Stored dataset items
■ ■ ■
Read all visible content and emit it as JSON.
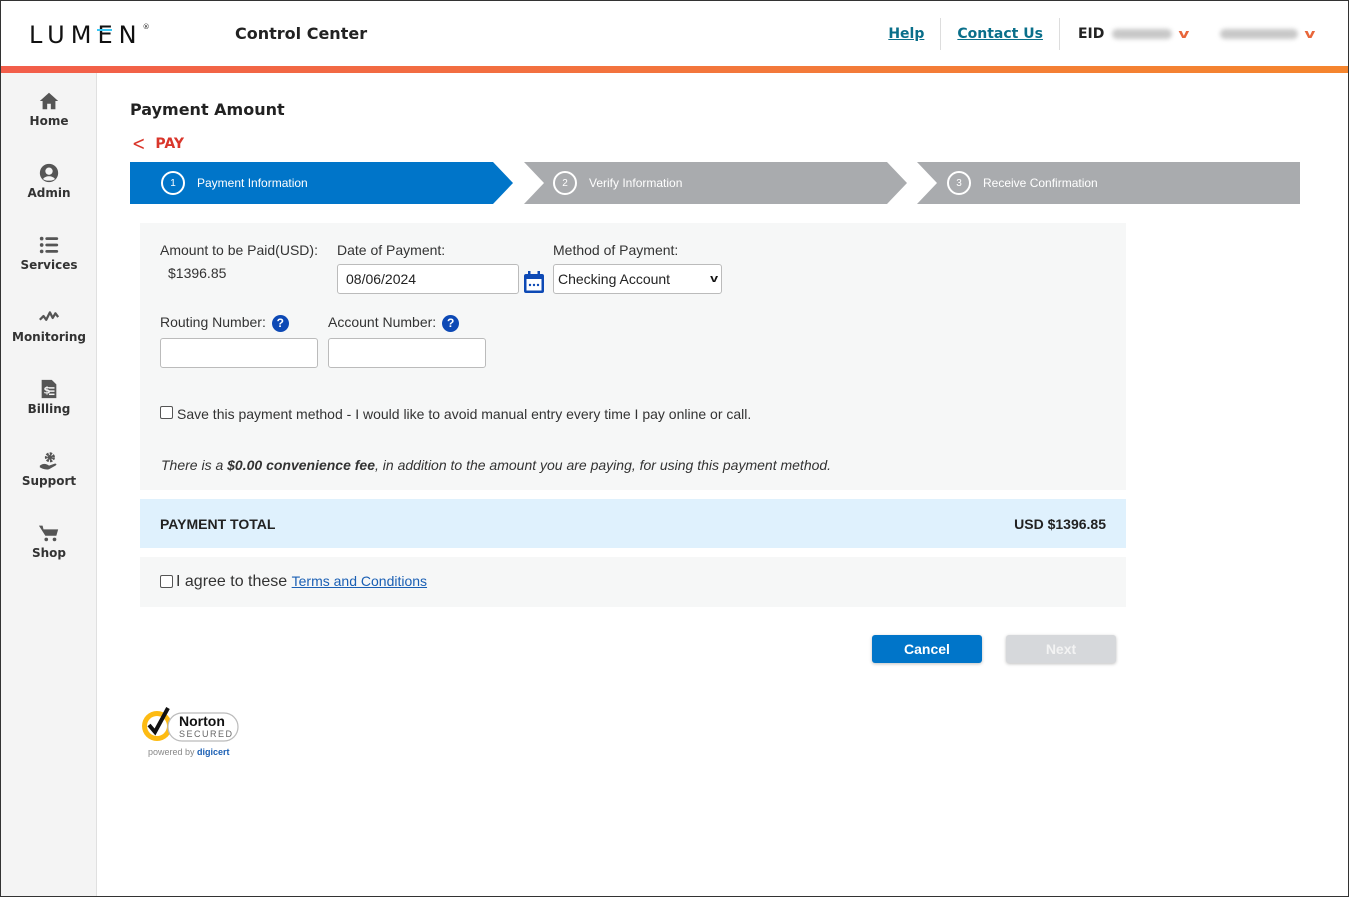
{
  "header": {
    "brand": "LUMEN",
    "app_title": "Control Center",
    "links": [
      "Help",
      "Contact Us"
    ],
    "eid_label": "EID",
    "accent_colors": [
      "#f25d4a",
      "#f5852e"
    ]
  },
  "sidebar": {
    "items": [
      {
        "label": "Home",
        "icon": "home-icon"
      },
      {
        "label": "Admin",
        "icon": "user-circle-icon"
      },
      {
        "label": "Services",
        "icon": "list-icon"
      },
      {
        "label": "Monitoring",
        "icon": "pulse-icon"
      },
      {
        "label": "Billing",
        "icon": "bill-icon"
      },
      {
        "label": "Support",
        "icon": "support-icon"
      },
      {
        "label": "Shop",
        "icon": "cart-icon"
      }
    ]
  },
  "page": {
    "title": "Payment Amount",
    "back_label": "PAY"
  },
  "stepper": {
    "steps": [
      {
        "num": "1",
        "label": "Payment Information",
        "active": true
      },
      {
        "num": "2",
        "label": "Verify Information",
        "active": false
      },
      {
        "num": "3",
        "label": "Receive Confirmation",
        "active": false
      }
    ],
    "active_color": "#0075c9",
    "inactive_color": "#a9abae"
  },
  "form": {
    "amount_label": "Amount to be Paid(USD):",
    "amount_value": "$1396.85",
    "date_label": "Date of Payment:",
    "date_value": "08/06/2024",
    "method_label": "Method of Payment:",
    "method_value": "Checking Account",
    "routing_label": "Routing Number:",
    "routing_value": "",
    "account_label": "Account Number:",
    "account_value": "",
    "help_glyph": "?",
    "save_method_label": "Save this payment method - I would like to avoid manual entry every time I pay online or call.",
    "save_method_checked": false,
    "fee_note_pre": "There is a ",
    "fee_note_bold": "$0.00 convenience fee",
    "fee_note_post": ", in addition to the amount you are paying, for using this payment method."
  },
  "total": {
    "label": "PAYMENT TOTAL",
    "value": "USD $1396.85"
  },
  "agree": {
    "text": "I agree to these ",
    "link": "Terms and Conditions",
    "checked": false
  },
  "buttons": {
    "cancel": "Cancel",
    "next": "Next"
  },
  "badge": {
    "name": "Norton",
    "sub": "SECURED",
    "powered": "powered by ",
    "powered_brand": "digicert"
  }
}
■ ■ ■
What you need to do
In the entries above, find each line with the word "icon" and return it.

Task response
        "icon": "home-icon"
        "icon": "user-circle-icon"
        "icon": "list-icon"
        "icon": "pulse-icon"
        "icon": "bill-icon"
        "icon": "support-icon"
        "icon": "cart-icon"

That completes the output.